The makerspace education movement blends the physical world with technology, engaging students in STEAM (Science, Technology, Engineering, Art and Math) through hands-on creating with various low- and high-tech materials and tools. Makerspaces are transforming schools all over the country, giving students opportunities to create using their imagination — where the learning happens naturally, not as a result of a set lesson plan or agenda. Depending on the focus or goals, other names for makerspaces are hackerspace, fab lab or tinkering space.

Learning with Legos

Rendina recommends starting your makerspace small with items you have on hand. She started out with boxes of tissue and students making homemade slime. Then she repurposed her room, creating a whiteboard wall where students could brainstorm ideas. She also created the Epic Lego Wall made out large green Lego baseplates.
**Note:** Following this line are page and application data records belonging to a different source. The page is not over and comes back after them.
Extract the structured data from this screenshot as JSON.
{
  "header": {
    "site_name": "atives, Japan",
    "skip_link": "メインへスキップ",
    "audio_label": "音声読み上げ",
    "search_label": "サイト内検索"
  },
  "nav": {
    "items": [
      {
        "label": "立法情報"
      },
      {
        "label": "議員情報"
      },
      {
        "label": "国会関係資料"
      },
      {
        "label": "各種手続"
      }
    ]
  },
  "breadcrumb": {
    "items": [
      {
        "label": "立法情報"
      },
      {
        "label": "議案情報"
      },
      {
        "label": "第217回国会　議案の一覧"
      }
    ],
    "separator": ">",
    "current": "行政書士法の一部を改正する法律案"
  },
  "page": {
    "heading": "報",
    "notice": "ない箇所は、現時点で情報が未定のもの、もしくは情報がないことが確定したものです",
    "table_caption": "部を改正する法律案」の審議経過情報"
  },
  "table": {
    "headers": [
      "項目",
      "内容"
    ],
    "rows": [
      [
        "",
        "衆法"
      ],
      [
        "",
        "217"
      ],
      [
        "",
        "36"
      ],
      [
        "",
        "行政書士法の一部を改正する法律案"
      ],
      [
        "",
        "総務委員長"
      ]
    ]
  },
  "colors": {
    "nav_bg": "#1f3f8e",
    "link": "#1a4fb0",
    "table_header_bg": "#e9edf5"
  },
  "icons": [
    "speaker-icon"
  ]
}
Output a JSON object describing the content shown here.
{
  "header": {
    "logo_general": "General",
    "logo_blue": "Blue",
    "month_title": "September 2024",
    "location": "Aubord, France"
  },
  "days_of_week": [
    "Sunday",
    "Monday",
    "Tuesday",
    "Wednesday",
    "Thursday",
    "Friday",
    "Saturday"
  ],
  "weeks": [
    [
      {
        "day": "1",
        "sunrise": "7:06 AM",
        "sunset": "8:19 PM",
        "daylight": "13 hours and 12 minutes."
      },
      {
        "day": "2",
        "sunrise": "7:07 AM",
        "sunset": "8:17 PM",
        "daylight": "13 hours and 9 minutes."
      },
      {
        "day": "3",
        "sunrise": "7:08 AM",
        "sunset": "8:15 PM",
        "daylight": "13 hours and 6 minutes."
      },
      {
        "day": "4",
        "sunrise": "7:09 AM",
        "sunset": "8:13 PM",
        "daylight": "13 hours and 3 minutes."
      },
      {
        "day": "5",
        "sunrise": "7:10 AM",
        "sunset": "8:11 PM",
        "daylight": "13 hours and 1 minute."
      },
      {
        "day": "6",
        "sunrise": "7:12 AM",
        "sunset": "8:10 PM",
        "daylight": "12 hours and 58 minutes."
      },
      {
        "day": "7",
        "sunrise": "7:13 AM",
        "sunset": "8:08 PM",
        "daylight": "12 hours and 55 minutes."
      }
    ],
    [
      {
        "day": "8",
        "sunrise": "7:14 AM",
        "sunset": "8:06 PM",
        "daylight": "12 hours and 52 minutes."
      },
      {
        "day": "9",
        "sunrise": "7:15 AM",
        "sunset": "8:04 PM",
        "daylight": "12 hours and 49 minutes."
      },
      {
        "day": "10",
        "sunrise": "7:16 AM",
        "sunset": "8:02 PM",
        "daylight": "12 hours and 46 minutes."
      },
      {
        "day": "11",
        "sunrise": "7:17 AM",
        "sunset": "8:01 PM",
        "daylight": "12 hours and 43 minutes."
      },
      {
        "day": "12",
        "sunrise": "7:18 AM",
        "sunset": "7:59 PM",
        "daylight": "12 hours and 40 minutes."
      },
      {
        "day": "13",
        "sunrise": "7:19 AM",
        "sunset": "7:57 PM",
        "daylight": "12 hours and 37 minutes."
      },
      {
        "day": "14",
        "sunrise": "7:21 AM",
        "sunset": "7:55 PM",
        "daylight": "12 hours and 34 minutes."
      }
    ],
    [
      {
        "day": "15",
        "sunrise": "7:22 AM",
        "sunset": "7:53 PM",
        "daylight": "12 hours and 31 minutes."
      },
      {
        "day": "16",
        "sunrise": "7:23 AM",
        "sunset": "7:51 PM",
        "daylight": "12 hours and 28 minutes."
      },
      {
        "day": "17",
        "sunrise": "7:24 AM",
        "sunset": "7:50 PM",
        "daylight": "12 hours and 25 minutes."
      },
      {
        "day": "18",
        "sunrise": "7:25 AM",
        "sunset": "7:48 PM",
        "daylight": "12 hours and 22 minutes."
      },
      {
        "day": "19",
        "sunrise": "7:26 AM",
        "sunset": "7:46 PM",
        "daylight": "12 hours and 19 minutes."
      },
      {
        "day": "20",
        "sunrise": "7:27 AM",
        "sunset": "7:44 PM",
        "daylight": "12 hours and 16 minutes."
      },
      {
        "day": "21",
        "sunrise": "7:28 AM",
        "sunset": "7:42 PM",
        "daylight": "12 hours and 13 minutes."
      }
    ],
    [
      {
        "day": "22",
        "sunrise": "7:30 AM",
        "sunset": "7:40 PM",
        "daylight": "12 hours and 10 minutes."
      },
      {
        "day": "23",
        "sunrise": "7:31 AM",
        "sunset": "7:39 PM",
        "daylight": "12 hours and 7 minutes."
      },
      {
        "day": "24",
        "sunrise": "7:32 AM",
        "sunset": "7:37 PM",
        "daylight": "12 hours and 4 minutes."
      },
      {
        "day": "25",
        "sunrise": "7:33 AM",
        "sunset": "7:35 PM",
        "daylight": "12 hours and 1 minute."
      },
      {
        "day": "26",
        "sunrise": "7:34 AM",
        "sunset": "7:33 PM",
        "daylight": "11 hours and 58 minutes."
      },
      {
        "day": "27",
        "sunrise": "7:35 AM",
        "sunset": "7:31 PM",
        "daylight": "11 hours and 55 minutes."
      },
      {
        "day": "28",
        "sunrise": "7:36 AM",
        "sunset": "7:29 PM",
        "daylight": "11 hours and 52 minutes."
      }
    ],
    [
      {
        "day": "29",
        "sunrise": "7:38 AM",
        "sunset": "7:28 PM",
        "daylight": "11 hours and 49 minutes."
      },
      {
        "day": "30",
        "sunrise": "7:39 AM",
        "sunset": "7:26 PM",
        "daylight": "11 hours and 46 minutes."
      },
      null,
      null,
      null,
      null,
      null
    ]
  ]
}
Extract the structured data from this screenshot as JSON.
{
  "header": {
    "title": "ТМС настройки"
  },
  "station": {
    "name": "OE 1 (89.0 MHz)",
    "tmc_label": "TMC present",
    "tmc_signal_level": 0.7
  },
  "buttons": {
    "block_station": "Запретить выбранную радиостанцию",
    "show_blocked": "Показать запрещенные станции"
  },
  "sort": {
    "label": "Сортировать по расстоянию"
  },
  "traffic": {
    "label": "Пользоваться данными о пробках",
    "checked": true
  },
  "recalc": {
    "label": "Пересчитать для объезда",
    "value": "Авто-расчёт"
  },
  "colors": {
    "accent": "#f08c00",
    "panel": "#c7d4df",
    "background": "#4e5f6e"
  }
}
Slowly, she added more tools like Snap Circuits, littleBits, Makey and Cubelets through donations from Donors Choose. Plus, Rendina uses a mix of low-tech tools like cardboard and craft supplies, and keeps a variety of materials available for multiple students to work together.

Learning in the library

Maker Corner is part of Rendina’s school’s library and available to students as part of their library time or during other parts of the day, such as a reward for good behavior. At first, some students didn’t know what to build. “Other kids helped them, and they would get inspired,” Rendina says.

Rendina explains that creating in Maker Corner is open ended, but she provides a design challenge to kids in during-, before- and after-school clubs. Design challenges provide students with a goal of what to build, but it doesn’t tell them how to meet the goal. This setup gives them the flexibility and guidance they need to build and work together.

Checklist for starting a makerspace

Ready to start a makerspace of your own? Makerspace wishlists contain items like cardboard, perler beads, washi tape, paper, scissors, pens, pencils, crayons, markers, a Circuit Stickers Starter Kit, a Makey Makey Kit, Snap Circuits and littleBits

Learn more about Rendina's makerspace journey by visiting her blogs: Our Makerspace Journey and Makerspace Resources.